Spotlight on Charley Chase
Working in collaboration with director Leo McCarey in the mid-1920s, Chase created what are considered some of the cleverest two-reel comedies of their day: The Fraidy Cat (1924) marked the movie debut of the Little Rascals, and has them tormenting Charley until he fights back. In Bad Boy (1925), he's a shy guy who ends up performing a parody of an Isadora Duncan dance. Chase, who mentored both Stan Laurel and Oliver Hardy, plays Hardy's brother-in-law in Isn't Life Terrible? (1925), where their misadventures include a voyage on an ocean liner headed for the scrapyard.
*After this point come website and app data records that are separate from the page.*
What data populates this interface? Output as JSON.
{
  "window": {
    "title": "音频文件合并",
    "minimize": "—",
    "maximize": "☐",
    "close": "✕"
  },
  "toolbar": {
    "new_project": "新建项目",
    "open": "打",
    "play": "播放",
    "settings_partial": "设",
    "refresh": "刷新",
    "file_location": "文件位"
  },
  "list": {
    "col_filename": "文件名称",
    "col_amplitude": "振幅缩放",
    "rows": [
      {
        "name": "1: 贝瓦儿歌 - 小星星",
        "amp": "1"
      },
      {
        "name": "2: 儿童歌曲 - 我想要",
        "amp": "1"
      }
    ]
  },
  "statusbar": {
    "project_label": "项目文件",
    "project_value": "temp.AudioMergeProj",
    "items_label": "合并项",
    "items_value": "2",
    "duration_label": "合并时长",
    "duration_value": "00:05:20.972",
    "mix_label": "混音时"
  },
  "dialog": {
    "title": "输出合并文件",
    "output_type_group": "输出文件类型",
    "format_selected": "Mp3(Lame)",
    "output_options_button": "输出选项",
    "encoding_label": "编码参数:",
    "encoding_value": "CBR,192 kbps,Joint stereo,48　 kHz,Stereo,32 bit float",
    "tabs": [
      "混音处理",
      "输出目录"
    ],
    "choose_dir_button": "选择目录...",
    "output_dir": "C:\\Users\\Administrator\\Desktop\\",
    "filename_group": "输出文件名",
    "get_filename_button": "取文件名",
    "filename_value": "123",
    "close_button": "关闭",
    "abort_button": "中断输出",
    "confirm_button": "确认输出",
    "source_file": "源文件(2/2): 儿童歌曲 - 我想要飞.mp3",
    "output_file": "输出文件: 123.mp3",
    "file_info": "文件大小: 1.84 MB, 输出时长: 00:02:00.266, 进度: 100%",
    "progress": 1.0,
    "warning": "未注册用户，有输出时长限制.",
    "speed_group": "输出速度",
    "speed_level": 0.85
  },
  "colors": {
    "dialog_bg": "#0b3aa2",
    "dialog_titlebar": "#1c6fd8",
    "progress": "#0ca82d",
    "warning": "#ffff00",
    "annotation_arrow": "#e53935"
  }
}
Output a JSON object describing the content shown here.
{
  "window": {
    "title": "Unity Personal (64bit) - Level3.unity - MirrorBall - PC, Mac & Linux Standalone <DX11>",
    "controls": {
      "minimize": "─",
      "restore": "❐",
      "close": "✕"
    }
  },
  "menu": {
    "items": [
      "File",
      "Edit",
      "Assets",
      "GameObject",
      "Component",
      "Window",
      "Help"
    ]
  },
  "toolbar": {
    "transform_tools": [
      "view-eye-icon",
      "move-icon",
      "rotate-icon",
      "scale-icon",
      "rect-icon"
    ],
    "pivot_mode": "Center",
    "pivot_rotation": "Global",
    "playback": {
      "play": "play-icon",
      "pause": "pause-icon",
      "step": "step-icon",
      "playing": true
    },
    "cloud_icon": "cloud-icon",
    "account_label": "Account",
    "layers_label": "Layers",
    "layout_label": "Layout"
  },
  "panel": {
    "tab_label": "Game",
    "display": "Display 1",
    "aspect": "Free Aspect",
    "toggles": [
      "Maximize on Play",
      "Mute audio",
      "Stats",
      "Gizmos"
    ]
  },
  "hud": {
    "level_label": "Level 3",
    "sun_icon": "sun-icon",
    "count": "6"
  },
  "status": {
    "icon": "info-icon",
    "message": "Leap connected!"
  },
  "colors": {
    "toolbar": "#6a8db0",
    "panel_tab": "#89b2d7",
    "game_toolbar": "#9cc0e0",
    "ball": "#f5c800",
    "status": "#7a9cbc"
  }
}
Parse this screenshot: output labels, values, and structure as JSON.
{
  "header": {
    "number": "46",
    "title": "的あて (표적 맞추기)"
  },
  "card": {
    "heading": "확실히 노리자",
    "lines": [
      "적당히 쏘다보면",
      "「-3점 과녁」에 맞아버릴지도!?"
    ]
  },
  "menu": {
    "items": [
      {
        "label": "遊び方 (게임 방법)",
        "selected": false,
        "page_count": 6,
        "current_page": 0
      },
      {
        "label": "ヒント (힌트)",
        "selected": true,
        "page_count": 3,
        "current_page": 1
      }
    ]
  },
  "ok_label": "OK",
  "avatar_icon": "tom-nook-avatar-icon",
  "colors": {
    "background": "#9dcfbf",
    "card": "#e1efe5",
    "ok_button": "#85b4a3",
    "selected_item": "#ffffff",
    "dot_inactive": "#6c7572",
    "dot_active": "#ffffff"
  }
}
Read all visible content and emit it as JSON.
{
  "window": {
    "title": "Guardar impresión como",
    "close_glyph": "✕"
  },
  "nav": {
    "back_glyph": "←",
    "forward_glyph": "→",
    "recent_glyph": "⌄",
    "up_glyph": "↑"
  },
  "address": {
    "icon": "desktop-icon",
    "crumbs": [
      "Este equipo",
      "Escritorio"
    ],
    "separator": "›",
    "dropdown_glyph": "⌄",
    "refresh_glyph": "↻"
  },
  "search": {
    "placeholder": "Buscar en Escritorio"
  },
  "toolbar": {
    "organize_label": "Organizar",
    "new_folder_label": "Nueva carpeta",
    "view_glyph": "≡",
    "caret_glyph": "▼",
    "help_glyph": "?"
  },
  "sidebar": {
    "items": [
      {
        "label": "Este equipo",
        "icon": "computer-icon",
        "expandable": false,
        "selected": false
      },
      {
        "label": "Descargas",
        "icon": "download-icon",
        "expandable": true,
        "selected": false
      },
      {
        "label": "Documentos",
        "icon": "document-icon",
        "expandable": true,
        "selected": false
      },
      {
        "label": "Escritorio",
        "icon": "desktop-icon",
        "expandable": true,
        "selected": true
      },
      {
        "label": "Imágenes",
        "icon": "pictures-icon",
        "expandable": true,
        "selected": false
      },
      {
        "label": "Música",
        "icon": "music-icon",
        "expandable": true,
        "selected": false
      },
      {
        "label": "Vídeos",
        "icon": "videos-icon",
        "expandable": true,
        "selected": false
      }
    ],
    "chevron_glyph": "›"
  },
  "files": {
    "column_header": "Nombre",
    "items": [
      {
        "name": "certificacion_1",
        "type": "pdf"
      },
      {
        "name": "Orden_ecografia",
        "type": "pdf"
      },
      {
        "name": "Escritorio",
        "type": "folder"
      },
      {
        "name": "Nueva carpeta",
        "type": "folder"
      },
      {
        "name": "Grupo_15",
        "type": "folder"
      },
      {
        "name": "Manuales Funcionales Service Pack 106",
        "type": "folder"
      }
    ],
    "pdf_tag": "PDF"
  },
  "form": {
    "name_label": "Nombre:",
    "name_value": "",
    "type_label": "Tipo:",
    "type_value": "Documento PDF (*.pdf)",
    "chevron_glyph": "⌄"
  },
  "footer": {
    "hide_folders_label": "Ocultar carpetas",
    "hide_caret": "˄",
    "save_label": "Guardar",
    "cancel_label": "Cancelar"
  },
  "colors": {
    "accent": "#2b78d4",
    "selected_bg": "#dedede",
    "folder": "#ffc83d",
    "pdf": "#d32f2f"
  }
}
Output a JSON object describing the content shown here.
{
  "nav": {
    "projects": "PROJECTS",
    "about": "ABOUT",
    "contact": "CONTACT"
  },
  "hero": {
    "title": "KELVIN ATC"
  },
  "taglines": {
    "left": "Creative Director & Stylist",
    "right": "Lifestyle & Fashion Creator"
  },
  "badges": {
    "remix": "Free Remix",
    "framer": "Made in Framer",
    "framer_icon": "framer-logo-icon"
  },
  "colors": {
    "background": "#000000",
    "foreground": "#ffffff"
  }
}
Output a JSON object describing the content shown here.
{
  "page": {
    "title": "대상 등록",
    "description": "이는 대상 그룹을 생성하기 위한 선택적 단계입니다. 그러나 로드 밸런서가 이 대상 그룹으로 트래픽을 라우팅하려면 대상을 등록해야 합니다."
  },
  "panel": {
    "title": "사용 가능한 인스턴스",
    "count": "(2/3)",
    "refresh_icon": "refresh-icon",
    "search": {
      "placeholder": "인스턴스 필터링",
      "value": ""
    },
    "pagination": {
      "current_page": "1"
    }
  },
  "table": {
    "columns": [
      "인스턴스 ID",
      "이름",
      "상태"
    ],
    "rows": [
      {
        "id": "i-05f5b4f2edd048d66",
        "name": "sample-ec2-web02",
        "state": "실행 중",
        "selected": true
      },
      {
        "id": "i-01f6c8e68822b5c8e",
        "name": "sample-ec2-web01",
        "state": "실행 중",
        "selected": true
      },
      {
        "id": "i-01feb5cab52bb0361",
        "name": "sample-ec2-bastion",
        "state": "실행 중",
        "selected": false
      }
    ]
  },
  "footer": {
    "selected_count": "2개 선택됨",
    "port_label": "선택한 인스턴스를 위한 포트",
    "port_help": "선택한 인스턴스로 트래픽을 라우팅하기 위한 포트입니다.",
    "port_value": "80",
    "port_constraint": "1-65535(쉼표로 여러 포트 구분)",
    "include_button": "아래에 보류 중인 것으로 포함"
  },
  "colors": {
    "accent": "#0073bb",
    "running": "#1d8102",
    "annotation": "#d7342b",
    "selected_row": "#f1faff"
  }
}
In Mighty Like a Moose (1926), Chase and Vivien Oakland play Mr. and Mrs. Moose, who each improve their appearance so much they don't recognize each other and arrange for what they believe will be an illicit rendezvous. In Long Fliv the King (1926), Martha Sleeper plays a princess who can't become queen until she is married -- and chooses Charley because he is soon to be executed. Hardy returns in the small role of an assistant to the prime minister of Uvocado, who is alarmed when Charley is pardoned and takes his place as the princess's husband.
Chase, who had a pleasant voice in both speech and song, made the transition to talkies, playing supporting roles in features while continuing to act in and direct comedy shorts. He died prematurely at age 46 of a heart attack; alcoholism was said to be a contributing factor.
The films in TCM's salute to Charley Chase are The Fraidy Cat (1924), Bad Boy (1925), Isn't Life Terrible? (1925), The Caretaker's Daughter (1925), The Uneasy Three (1925), What Price Goofy (1925), Innocent Husbands (1925), Long Fliv the King (1926), Mighty Like a Moose (1926), Bromo and Juliet (1926), Be Your Age (1926), Mama Behave (1926), Mum's the Word (1926) and Dog Shy (1926).
by Roger Fristoe